#### DATASET EXCERPTS ####

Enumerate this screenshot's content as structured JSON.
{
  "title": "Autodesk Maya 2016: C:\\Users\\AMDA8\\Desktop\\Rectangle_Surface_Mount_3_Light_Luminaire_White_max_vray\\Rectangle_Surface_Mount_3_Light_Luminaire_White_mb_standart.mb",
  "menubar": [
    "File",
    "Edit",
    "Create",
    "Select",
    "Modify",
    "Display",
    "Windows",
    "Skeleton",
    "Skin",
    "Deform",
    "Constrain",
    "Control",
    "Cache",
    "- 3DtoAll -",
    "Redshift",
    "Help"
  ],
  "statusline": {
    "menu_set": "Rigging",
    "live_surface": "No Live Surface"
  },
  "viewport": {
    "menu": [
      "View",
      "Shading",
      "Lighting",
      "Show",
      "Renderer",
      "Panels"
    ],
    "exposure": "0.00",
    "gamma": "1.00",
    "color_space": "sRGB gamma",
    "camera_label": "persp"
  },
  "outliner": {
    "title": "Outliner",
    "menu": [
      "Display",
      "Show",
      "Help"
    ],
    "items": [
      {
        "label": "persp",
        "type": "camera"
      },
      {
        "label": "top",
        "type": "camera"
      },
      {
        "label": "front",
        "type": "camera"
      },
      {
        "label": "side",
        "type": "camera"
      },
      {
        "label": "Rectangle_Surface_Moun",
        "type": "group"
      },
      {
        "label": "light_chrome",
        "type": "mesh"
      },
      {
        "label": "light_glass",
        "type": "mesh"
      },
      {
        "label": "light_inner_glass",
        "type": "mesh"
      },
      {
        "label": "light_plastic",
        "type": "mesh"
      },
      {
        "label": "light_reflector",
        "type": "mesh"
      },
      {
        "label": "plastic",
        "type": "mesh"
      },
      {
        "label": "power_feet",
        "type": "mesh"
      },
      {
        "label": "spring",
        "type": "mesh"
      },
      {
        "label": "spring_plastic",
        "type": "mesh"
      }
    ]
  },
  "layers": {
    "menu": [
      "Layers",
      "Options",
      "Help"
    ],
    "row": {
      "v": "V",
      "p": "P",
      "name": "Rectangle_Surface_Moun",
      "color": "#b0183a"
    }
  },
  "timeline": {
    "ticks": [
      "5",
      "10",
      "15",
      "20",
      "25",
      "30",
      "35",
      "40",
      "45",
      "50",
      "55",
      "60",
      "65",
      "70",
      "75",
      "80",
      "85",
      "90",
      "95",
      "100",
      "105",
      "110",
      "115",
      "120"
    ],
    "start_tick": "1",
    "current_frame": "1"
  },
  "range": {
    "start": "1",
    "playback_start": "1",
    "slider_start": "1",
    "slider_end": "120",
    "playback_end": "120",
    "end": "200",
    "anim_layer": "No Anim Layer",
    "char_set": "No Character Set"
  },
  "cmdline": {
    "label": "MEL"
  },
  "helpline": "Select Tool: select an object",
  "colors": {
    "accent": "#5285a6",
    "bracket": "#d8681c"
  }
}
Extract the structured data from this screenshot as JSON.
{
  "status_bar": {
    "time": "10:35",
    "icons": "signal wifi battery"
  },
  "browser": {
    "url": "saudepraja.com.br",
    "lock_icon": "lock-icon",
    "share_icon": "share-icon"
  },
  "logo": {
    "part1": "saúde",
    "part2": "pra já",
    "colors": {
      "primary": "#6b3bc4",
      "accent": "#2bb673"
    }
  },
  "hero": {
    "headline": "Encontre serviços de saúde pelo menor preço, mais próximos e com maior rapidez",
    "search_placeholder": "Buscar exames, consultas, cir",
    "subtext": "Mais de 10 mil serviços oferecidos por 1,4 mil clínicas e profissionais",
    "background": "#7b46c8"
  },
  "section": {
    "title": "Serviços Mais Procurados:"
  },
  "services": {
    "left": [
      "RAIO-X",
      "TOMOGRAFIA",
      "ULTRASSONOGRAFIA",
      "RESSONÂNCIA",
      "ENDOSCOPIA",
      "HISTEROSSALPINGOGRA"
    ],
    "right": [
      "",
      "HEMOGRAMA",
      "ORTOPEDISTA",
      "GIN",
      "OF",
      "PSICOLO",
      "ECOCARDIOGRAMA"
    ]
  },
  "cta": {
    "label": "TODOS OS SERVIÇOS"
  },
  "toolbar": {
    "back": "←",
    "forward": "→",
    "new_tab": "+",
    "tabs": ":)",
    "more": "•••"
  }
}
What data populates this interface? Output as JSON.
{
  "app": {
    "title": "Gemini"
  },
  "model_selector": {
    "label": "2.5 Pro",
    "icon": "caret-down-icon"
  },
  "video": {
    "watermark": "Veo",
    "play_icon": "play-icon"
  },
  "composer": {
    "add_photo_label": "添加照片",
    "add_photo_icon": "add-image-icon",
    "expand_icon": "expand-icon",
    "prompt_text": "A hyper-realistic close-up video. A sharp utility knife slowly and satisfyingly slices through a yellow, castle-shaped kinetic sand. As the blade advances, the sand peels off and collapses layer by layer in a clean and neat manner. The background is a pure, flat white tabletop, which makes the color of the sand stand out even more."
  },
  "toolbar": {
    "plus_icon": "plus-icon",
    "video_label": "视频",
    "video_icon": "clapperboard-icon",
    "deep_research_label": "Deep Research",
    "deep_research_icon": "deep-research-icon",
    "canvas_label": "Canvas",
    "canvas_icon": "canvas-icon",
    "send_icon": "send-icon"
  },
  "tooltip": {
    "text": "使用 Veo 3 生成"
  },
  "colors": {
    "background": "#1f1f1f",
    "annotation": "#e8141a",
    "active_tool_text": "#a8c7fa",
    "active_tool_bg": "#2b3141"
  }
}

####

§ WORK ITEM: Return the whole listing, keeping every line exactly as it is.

§ SOLUTION:
Enumerate this screenshot's content as structured JSON.
{
  "title": "Autodesk Maya 2016: C:\\Users\\AMDA8\\Desktop\\Rectangle_Surface_Mount_3_Light_Luminaire_White_max_vray\\Rectangle_Surface_Mount_3_Light_Luminaire_White_mb_standart.mb",
  "menubar": [
    "File",
    "Edit",
    "Create",
    "Select",
    "Modify",
    "Display",
    "Windows",
    "Skeleton",
    "Skin",
    "Deform",
    "Constrain",
    "Control",
    "Cache",
    "- 3DtoAll -",
    "Redshift",
    "Help"
  ],
  "statusline": {
    "menu_set": "Rigging",
    "live_surface": "No Live Surface"
  },
  "viewport": {
    "menu": [
      "View",
      "Shading",
      "Lighting",
      "Show",
      "Renderer",
      "Panels"
    ],
    "exposure": "0.00",
    "gamma": "1.00",
    "color_space": "sRGB gamma",
    "camera_label": "persp"
  },
  "outliner": {
    "title": "Outliner",
    "menu": [
      "Display",
      "Show",
      "Help"
    ],
    "items": [
      {
        "label": "persp",
        "type": "camera"
      },
      {
        "label": "top",
        "type": "camera"
      },
      {
        "label": "front",
        "type": "camera"
      },
      {
        "label": "side",
        "type": "camera"
      },
      {
        "label": "Rectangle_Surface_Moun",
        "type": "group"
      },
      {
        "label": "light_chrome",
        "type": "mesh"
      },
      {
        "label": "light_glass",
        "type": "mesh"
      },
      {
        "label": "light_inner_glass",
        "type": "mesh"
      },
      {
        "label": "light_plastic",
        "type": "mesh"
      },
      {
        "label": "light_reflector",
        "type": "mesh"
      },
      {
        "label": "plastic",
        "type": "mesh"
      },
      {
        "label": "power_feet",
        "type": "mesh"
      },
      {
        "label": "spring",
        "type": "mesh"
      },
      {
        "label": "spring_plastic",
        "type": "mesh"
      }
    ]
  },
  "layers": {
    "menu": [
      "Layers",
      "Options",
      "Help"
    ],
    "row": {
      "v": "V",
      "p": "P",
      "name": "Rectangle_Surface_Moun",
      "color": "#b0183a"
    }
  },
  "timeline": {
    "ticks": [
      "5",
      "10",
      "15",
      "20",
      "25",
      "30",
      "35",
      "40",
      "45",
      "50",
      "55",
      "60",
      "65",
      "70",
      "75",
      "80",
      "85",
      "90",
      "95",
      "100",
      "105",
      "110",
      "115",
      "120"
    ],
    "start_tick": "1",
    "current_frame": "1"
  },
  "range": {
    "start": "1",
    "playback_start": "1",
    "slider_start": "1",
    "slider_end": "120",
    "playback_end": "120",
    "end": "200",
    "anim_layer": "No Anim Layer",
    "char_set": "No Character Set"
  },
  "cmdline": {
    "label": "MEL"
  },
  "helpline": "Select Tool: select an object",
  "colors": {
    "accent": "#5285a6",
    "bracket": "#d8681c"
  }
}
Extract the structured data from this screenshot as JSON.
{
  "status_bar": {
    "time": "10:35",
    "icons": "signal wifi battery"
  },
  "browser": {
    "url": "saudepraja.com.br",
    "lock_icon": "lock-icon",
    "share_icon": "share-icon"
  },
  "logo": {
    "part1": "saúde",
    "part2": "pra já",
    "colors": {
      "primary": "#6b3bc4",
      "accent": "#2bb673"
    }
  },
  "hero": {
    "headline": "Encontre serviços de saúde pelo menor preço, mais próximos e com maior rapidez",
    "search_placeholder": "Buscar exames, consultas, cir",
    "subtext": "Mais de 10 mil serviços oferecidos por 1,4 mil clínicas e profissionais",
    "background": "#7b46c8"
  },
  "section": {
    "title": "Serviços Mais Procurados:"
  },
  "services": {
    "left": [
      "RAIO-X",
      "TOMOGRAFIA",
      "ULTRASSONOGRAFIA",
      "RESSONÂNCIA",
      "ENDOSCOPIA",
      "HISTEROSSALPINGOGRA"
    ],
    "right": [
      "",
      "HEMOGRAMA",
      "ORTOPEDISTA",
      "GIN",
      "OF",
      "PSICOLO",
      "ECOCARDIOGRAMA"
    ]
  },
  "cta": {
    "label": "TODOS OS SERVIÇOS"
  },
  "toolbar": {
    "back": "←",
    "forward": "→",
    "new_tab": "+",
    "tabs": ":)",
    "more": "•••"
  }
}
What data populates this interface? Output as JSON.
{
  "app": {
    "title": "Gemini"
  },
  "model_selector": {
    "label": "2.5 Pro",
    "icon": "caret-down-icon"
  },
  "video": {
    "watermark": "Veo",
    "play_icon": "play-icon"
  },
  "composer": {
    "add_photo_label": "添加照片",
    "add_photo_icon": "add-image-icon",
    "expand_icon": "expand-icon",
    "prompt_text": "A hyper-realistic close-up video. A sharp utility knife slowly and satisfyingly slices through a yellow, castle-shaped kinetic sand. As the blade advances, the sand peels off and collapses layer by layer in a clean and neat manner. The background is a pure, flat white tabletop, which makes the color of the sand stand out even more."
  },
  "toolbar": {
    "plus_icon": "plus-icon",
    "video_label": "视频",
    "video_icon": "clapperboard-icon",
    "deep_research_label": "Deep Research",
    "deep_research_icon": "deep-research-icon",
    "canvas_label": "Canvas",
    "canvas_icon": "canvas-icon",
    "send_icon": "send-icon"
  },
  "tooltip": {
    "text": "使用 Veo 3 生成"
  },
  "colors": {
    "background": "#1f1f1f",
    "annotation": "#e8141a",
    "active_tool_text": "#a8c7fa",
    "active_tool_bg": "#2b3141"
  }
}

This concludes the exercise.